══ INFORMATION PROVIDED
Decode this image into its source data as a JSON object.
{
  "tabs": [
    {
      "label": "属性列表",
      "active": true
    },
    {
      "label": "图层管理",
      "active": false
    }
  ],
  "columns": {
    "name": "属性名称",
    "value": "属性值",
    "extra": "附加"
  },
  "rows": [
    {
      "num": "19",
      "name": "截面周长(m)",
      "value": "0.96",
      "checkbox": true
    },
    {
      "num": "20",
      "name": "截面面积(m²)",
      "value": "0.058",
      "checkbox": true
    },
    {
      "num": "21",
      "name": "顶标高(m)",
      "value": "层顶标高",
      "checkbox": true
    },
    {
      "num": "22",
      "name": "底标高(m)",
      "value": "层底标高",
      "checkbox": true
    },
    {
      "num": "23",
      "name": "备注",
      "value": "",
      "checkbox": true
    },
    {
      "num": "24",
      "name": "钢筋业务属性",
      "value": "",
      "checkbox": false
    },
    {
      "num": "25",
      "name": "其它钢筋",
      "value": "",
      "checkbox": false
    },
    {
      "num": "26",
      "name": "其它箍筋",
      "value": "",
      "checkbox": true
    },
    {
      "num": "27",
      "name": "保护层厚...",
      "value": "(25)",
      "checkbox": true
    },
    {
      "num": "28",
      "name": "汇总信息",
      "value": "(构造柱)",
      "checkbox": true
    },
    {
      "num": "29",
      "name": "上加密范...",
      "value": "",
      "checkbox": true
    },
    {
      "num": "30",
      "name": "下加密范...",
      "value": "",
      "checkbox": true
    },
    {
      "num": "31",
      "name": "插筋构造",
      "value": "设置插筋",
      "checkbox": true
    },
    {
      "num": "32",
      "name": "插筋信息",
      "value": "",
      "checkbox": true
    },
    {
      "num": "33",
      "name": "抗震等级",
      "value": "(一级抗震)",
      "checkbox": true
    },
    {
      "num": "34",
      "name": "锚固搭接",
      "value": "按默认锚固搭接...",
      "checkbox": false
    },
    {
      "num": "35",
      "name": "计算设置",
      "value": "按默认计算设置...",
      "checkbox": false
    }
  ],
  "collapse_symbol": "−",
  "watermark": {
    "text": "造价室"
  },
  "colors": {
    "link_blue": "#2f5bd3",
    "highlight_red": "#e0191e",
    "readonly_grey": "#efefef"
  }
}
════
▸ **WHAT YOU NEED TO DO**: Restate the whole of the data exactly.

▸ **RESPONSE**:
Decode this image into its source data as a JSON object.
{
  "tabs": [
    {
      "label": "属性列表",
      "active": true
    },
    {
      "label": "图层管理",
      "active": false
    }
  ],
  "columns": {
    "name": "属性名称",
    "value": "属性值",
    "extra": "附加"
  },
  "rows": [
    {
      "num": "19",
      "name": "截面周长(m)",
      "value": "0.96",
      "checkbox": true
    },
    {
      "num": "20",
      "name": "截面面积(m²)",
      "value": "0.058",
      "checkbox": true
    },
    {
      "num": "21",
      "name": "顶标高(m)",
      "value": "层顶标高",
      "checkbox": true
    },
    {
      "num": "22",
      "name": "底标高(m)",
      "value": "层底标高",
      "checkbox": true
    },
    {
      "num": "23",
      "name": "备注",
      "value": "",
      "checkbox": true
    },
    {
      "num": "24",
      "name": "钢筋业务属性",
      "value": "",
      "checkbox": false
    },
    {
      "num": "25",
      "name": "其它钢筋",
      "value": "",
      "checkbox": false
    },
    {
      "num": "26",
      "name": "其它箍筋",
      "value": "",
      "checkbox": true
    },
    {
      "num": "27",
      "name": "保护层厚...",
      "value": "(25)",
      "checkbox": true
    },
    {
      "num": "28",
      "name": "汇总信息",
      "value": "(构造柱)",
      "checkbox": true
    },
    {
      "num": "29",
      "name": "上加密范...",
      "value": "",
      "checkbox": true
    },
    {
      "num": "30",
      "name": "下加密范...",
      "value": "",
      "checkbox": true
    },
    {
      "num": "31",
      "name": "插筋构造",
      "value": "设置插筋",
      "checkbox": true
    },
    {
      "num": "32",
      "name": "插筋信息",
      "value": "",
      "checkbox": true
    },
    {
      "num": "33",
      "name": "抗震等级",
      "value": "(一级抗震)",
      "checkbox": true
    },
    {
      "num": "34",
      "name": "锚固搭接",
      "value": "按默认锚固搭接...",
      "checkbox": false
    },
    {
      "num": "35",
      "name": "计算设置",
      "value": "按默认计算设置...",
      "checkbox": false
    }
  ],
  "collapse_symbol": "−",
  "watermark": {
    "text": "造价室"
  },
  "colors": {
    "link_blue": "#2f5bd3",
    "highlight_red": "#e0191e",
    "readonly_grey": "#efefef"
  }
}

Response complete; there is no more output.